Peggy Nash Wants to be Your First NDP Prime Minister




Peggy Nash Wants to be Your First NDP Prime Minister

NDP finance critic throws her hat in the ring for party leadership, but is setting her sights even higher.

Peggy Nash launches her bid for NDP leadership. On the platform behind her, from left to right, Councillor Sarah Doucette (Ward 13, Parkdale-High Park), Cheri DiNovo (MPP Parkdale-High Park), Councillor Gord Perks (Ward 14, Parkdale-High Park), and Mike Sullivan (MP York South-Weston) look on.

As widely expected, Peggy Nash, the NDP’s finance critic and MP for Parkdale-High Park, took to the floor of the Gladstone Hotel yesterday morning and entered the race to succeed Jack Layton as leader of the federal NDP. And Nash came out swinging: yes, she will need to win party members’ support in the NDP’s leadership vote next March, but that’s only part of what she’s after. On top of that, as she told the gathered crowd of supporters and media, Nash wants your vote to replace Stephen Harper as the prime minister.

After teasing the announcement with introductions by three successive speakers, Nash wasted no time upon taking the spotlight. “I’m entering the race because I believe the next prime minister of Canada must be able to do two key things. First, she’s going to have to make sure that our economy works to the benefit of all Canadians, not just the few at the top. But secondly, in order to do that, she’s going to have to be able to keep the Canadian economy stable and make it stronger,” said Nash, interrupted by a solid 20 seconds of thunderous applause at the first “she.”

As she went on, unveiling the outlines of her current leadership bid, Nash’s real focus was on laying the foundations of an NDP campaign to take 24 Sussex Drive. At the heart of that effort, and using her position as finance critic to its full advantage, Nash set out on an attack on Conservative fiscal policy and the perception of fiscal responsibility from which they have traditionally benefited. Hoping also to overcome views of the NDP as naïve on economic issues, Nash strove to present the party as “the party that understands the value of a dollar.”

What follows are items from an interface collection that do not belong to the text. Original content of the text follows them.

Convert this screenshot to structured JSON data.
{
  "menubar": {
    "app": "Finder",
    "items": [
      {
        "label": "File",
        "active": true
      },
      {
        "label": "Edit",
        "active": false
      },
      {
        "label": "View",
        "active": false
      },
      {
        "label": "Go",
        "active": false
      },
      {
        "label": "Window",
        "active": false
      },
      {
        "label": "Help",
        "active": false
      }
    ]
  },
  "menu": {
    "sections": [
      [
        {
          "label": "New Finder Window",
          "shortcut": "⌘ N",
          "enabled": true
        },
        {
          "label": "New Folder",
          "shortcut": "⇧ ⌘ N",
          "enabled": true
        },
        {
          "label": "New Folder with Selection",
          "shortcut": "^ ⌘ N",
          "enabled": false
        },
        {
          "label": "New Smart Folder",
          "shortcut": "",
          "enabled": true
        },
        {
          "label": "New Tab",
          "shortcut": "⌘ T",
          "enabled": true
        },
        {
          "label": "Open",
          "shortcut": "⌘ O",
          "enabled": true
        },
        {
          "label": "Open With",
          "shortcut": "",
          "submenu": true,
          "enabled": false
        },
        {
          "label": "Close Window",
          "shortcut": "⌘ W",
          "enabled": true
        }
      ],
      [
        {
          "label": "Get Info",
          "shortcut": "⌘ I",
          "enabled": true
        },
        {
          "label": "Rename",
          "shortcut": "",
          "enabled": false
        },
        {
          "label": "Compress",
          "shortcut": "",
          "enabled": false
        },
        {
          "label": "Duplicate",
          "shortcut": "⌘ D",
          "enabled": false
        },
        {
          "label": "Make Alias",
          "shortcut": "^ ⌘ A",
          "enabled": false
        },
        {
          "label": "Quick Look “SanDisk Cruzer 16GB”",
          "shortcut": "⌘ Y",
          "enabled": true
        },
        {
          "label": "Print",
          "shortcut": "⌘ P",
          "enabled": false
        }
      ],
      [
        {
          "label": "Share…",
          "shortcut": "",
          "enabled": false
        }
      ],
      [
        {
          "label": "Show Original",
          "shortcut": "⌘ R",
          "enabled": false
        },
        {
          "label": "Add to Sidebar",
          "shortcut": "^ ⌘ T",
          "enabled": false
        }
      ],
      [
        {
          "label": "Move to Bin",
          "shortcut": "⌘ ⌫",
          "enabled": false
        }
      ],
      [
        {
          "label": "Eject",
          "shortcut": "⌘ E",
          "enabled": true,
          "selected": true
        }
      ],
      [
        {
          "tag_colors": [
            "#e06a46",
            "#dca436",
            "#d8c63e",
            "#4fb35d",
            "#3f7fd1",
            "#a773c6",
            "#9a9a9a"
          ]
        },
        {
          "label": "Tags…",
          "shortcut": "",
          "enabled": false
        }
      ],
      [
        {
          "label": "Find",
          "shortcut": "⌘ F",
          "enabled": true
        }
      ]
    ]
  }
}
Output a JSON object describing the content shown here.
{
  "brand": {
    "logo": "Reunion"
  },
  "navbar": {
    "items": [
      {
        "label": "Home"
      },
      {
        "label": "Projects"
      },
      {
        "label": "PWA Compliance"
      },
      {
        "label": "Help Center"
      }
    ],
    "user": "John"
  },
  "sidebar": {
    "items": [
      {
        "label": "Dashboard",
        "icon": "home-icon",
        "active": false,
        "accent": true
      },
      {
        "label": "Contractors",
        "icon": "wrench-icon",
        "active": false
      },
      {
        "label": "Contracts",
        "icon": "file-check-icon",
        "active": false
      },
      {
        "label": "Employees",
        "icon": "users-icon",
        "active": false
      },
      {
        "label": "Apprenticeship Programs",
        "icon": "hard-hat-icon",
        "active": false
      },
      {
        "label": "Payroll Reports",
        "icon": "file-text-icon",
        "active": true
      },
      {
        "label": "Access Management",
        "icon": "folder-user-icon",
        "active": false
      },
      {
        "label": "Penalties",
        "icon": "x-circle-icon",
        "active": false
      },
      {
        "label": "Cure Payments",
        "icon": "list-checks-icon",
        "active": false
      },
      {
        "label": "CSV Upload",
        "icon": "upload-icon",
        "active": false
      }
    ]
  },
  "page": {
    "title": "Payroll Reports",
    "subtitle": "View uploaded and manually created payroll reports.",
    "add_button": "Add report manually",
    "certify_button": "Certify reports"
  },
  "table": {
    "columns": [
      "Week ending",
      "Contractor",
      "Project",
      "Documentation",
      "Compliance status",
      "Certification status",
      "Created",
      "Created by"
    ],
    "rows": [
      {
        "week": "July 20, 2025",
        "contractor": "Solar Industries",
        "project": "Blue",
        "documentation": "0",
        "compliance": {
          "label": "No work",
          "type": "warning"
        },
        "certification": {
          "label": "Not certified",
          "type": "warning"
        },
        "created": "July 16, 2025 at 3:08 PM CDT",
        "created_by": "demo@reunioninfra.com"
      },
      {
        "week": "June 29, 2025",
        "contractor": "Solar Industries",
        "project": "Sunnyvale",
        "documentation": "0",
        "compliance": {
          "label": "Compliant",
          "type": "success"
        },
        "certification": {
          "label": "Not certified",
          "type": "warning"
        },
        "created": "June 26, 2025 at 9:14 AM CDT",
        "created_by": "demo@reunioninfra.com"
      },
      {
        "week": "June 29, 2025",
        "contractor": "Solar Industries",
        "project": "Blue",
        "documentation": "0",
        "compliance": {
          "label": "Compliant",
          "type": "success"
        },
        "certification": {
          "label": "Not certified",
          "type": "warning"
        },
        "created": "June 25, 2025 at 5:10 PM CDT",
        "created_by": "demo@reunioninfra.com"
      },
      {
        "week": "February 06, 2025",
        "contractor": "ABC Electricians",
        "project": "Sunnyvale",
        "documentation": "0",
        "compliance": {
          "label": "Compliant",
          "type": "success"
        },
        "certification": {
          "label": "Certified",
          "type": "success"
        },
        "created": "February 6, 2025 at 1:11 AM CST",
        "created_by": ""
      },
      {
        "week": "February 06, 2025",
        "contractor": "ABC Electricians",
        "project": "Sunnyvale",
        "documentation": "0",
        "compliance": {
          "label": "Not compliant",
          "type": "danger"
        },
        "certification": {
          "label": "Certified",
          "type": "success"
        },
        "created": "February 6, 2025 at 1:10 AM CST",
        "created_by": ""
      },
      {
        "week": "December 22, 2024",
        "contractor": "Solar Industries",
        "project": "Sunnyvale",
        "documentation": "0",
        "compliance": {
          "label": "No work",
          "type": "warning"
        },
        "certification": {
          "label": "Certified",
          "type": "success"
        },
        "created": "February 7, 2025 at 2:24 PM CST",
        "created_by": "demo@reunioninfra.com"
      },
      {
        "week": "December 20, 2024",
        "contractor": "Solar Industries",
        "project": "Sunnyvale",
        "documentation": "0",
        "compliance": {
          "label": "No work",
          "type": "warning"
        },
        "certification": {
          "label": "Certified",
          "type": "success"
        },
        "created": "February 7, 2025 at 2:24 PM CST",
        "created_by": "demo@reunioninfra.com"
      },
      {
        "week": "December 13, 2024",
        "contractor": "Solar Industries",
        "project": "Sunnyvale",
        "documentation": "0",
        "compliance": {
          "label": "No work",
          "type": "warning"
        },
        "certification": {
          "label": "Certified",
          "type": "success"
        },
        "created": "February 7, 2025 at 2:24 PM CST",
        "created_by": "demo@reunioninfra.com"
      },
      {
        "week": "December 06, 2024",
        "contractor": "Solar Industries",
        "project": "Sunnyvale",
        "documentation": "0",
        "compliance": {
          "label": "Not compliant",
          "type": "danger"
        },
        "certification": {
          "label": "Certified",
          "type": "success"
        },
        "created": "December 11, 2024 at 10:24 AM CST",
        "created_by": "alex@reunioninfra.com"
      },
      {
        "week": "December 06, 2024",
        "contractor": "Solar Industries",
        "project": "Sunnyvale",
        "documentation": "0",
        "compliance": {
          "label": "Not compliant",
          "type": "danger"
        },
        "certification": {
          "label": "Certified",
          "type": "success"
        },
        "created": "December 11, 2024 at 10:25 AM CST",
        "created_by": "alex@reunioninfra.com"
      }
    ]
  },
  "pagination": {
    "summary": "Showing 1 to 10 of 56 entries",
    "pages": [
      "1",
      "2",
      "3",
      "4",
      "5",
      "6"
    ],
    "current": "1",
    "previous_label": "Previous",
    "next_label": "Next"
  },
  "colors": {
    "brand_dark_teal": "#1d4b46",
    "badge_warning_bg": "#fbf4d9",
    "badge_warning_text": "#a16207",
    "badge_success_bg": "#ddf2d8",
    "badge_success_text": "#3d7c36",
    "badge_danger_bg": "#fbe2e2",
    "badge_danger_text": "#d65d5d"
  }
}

Her tight, 20-minute speech focused on the message that the Harper government is, in fact, weak on the economy at a critical time. Repeatedly accusing Conservatives of fiscal mismanagement, she scolded the Conservative majority for overspending on “megaprisons,” granting tax credits for corporations without adequately ensuring job creation, and taking weak stances on environmental protection and urban infrastructure.

“Our cities are our great economic engine, and it makes no sense to starve them of funding for essential services like public transit,” she told the crowd, to loud cheers. “These are bad fiscal policies, and this is weak leadership.”

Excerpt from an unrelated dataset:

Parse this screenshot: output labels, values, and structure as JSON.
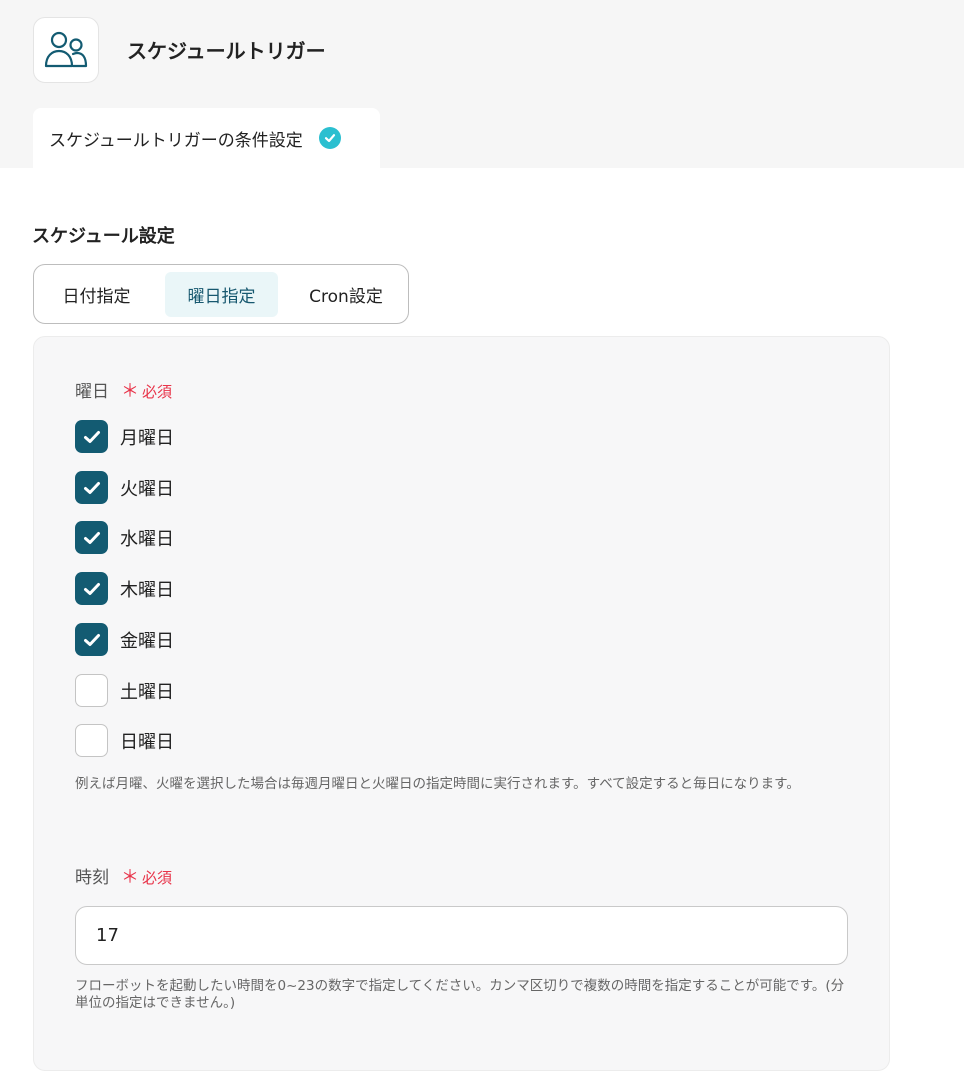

Touting her “private sector” experience as a labour representative negotiating with major corporations, Nash bragged, “I know my way around a contract, and I know my way around a budget.” Consistently, her bottom line was that the NDP can manage the economy, build investment and jobs, and work with business to create wealth.

Moving back and forth between the Occupy Toronto and Wall Street protests and concerns about industry and economic growth, Nash’s vision for the NDP’s future is very much one of a big-tent party, but she was clearly working hard to keep the party’s core values prominent within its broader appeal. It won’t be easy to stake out the common ground between the 99 per cent movement and budget-minded voters who have traditionally sided with either the Conservatives or Liberals, but that is precisely the territory Nash is fighting for. Not that long-time NDP projects have fallen by the wayside: she also spoke about reducing tuition fees for post-secondary education, strengthening job security and labour unions, and investing in childcare and affordable housing.

One thing was clear in Nash’s address, remarks from her fellow NDP members and labour advocates, and from the crowd as a whole. The spirit in the room was not one of simply freezing the NDP where Jack Layton left it, but building on the huge victories he achieved in the last election and developing the party into a major contender for the highest levels of power. Nash paused at the end of her address to pay tribute to Layton, and then went on to urge her audience “to harness this great swelling of optimism and energy, this appetite for reform, and work together in common cause, to move our country forward.”

Nash’s pronounced emphasis on fiscal stability is an overture to the large chunk of skeptical but still left-leaning voters Nash wants to prove she can bring over to the NDP. But making a concerted effort to bring these voters over to NDP causes would represent a considerable change in the party as its massive electoral gains offer it the chance for ongoing, major political power—and the compromises that come with it.